Perhaps the most compelling reason for increasing the U.S. military presence in Guam, Maj. Gen. Dennis Larson, commander of Andersen Air Force Base, told the group, is the fact that it offers a slice of America in one of the world's most strategic locations. This, he said, gives military planners and operators far more leeway in conducting operations than they typically find at overseas bases.
"It lets us deploy forces to here and employ forces from here with a lot fewer restrictions than in any other part of the world," said Wolborsky.

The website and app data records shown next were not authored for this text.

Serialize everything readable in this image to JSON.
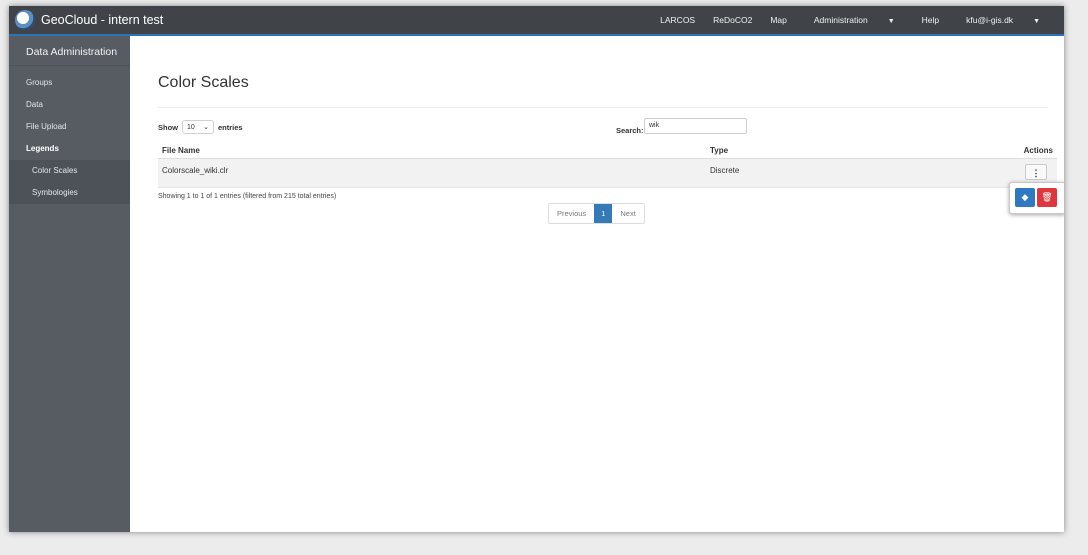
{
  "app": {
    "title": "GeoCloud - intern test"
  },
  "nav": {
    "links": [
      "LARCOS",
      "ReDoCO2",
      "Map"
    ],
    "admin": "Administration",
    "help": "Help",
    "user": "kfu@i-gis.dk"
  },
  "sidebar": {
    "title": "Data Administration",
    "items": [
      {
        "label": "Groups"
      },
      {
        "label": "Data"
      },
      {
        "label": "File Upload"
      },
      {
        "label": "Legends"
      },
      {
        "label": "Color Scales"
      },
      {
        "label": "Symbologies"
      }
    ]
  },
  "main": {
    "title": "Color Scales",
    "show_label": "Show",
    "entries_value": "10",
    "entries_label": "entries",
    "search_label": "Search:",
    "search_value": "wik",
    "columns": [
      "File Name",
      "Type",
      "Actions"
    ],
    "rows": [
      {
        "file": "Colorscale_wiki.clr",
        "type": "Discrete"
      }
    ],
    "info": "Showing 1 to 1 of 1 entries (filtered from 215 total entries)",
    "pager": {
      "previous": "Previous",
      "current": "1",
      "next": "Next"
    }
  },
  "icons": {
    "actions": "vertical-dots-icon",
    "edit": "paint-bucket-icon",
    "delete": "trash-icon"
  },
  "colors": {
    "accent": "#337ab7",
    "danger": "#e0373f",
    "navbar": "#404448",
    "sidebar": "#565c62"
  }
}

White invited participants in the Joint Civilian Orientation Conference to return to Guam in a few years to see the changes ahead.
"It's been said that Andersen will be the key air force base for the 21st century, and I believe it," he said. "This region of the world is very important, and it's a critical time in the future of this base."

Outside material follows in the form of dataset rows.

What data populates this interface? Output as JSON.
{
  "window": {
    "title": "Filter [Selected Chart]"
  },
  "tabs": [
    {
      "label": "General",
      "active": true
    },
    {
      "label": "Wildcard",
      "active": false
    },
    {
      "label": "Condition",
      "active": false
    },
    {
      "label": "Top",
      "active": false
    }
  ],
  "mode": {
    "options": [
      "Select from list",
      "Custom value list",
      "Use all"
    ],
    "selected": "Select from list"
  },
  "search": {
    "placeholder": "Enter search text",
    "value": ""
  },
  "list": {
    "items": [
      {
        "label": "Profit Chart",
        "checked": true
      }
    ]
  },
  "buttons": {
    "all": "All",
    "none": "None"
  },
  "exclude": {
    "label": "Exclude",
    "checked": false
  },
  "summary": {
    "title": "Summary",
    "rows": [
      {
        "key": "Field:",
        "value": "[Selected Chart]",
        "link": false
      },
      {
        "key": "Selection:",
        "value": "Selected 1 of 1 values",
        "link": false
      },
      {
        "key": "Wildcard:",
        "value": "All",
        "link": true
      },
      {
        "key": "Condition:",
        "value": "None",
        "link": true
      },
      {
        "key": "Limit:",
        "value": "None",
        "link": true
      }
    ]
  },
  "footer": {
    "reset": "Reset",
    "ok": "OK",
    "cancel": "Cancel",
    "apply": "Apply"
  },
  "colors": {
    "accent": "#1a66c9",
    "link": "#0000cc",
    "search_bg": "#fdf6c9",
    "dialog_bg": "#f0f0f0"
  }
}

While visiting Guam during a weeklong trip through the Pacific to observe U.S. military operations, the civilian leaders witnessed some of the current operations taking place on the island.
They traveled to Naval Base Guam to watch Explosive Ordnance Disposal Mobile Unit 5 demonstrate its bomb-disposal techniques.

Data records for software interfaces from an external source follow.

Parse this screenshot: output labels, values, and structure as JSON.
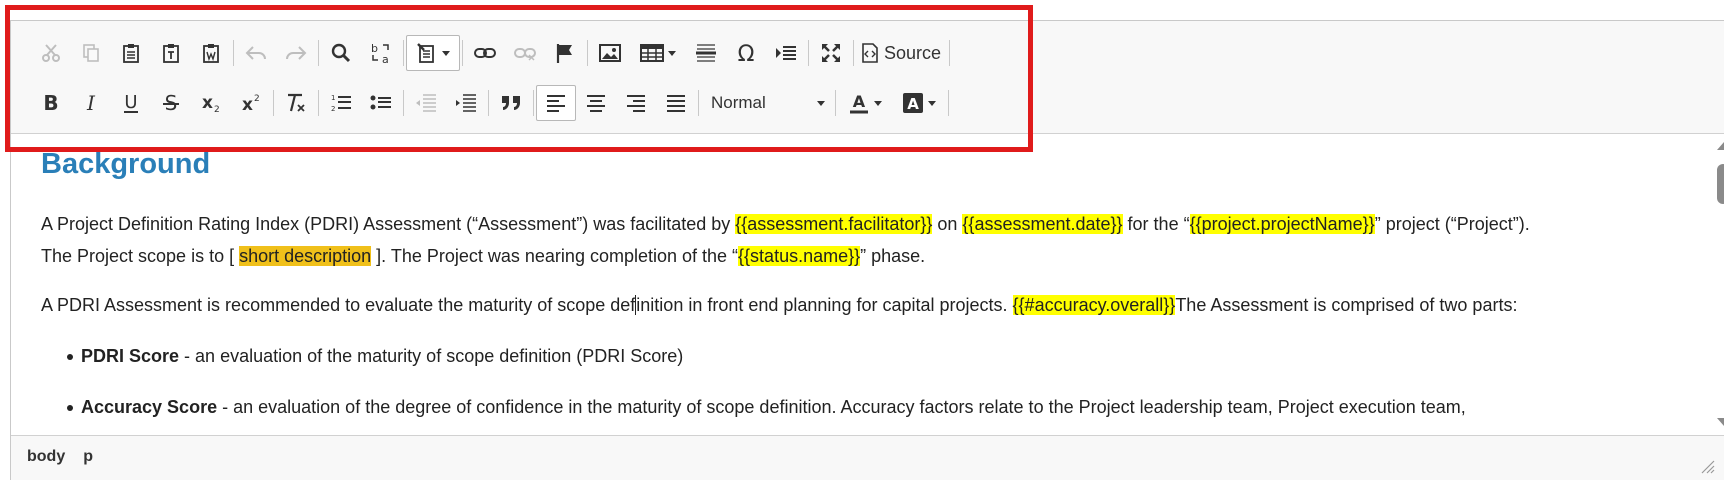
{
  "toolbar": {
    "source_label": "Source",
    "format_value": "Normal"
  },
  "content": {
    "heading": "Background",
    "p1": {
      "t1": "A Project Definition Rating Index (PDRI) Assessment (“Assessment”) was facilitated by ",
      "tag1": "{{assessment.facilitator}}",
      "t2": " on ",
      "tag2": "{{assessment.date}}",
      "t3": " for the “",
      "tag3": "{{project.projectName}}",
      "t4": "” project (“Project”).",
      "l2a": "The Project scope is to [ ",
      "tag4": "short description",
      "l2b": " ].  The Project was nearing completion of the “",
      "tag5": "{{status.name}}",
      "l2c": "” phase."
    },
    "p2": {
      "t1a": "A PDRI Assessment is recommended to evaluate the maturity of scope def",
      "t1b": "inition in front end planning for capital projects. ",
      "tag1": "{{#accuracy.overall}}",
      "t2": "The Assessment is comprised of two parts:"
    },
    "bullets": [
      {
        "bold": "PDRI Score",
        "text": " - an evaluation of the maturity of scope definition (PDRI Score)"
      },
      {
        "bold": "Accuracy Score",
        "text": " - an evaluation of the degree of confidence in the maturity of scope definition. Accuracy factors relate to the Project leadership team, Project execution team,"
      }
    ]
  },
  "statusbar": {
    "path": [
      "body",
      "p"
    ]
  },
  "colors": {
    "heading": "#2a7fb8",
    "highlight_yellow": "#ffff00",
    "highlight_orange": "#f0c01a",
    "annotation_red": "#e01b1b"
  }
}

Navy Petty Officer 1st Class Jeff Spengler, an explosive ordnance technician based here, jumped from a helicopter into Apra Harbor, swam to a simulated mine floating in the harbor, and tagged it with an explosive charge. He then swam away from the "mine," grabbed the helicopter's rescue harness, and was lifted onto the aircraft.
Once the helicopter left the immediate area, Conoly Phillips, retired CEO of Conoly Phillips Lincoln Mercury in Norfolk, Va., was selected from the civilian group to detonate the device, creating a huge explosion in the harbor.
At Naval Base Guam, the group also saw a display of Naval Mobile Construction Battalion 3's equipment and an MH-60 Knight Hawk helicopter used by Helicopter Combat Support Squadron 5 to conduct search-and-rescue missions in the region.
Later, at Andersen Air Force Base, group members met the crew and climbed aboard one of six B-52H Stratofortress bombers deployed for a four-month rotation from Barksdale Air Force Base, La. White said B-52s from Barksdale and Minot Air Force Base, N.D., began regular deployments to Guam in February -- a significant step since the last permanently based B-52s left Guam in 1991.
Larson told the Joint Civilian Orientation Conference visitors the activities they observed today -- and plans for the future still on the drawing board -- will contribute to Guam's role in U.S. defense.
"Our primary job is to be ready for any crisis," he said. "If we do this right, we can continue to help provide security and maintain peace in this region."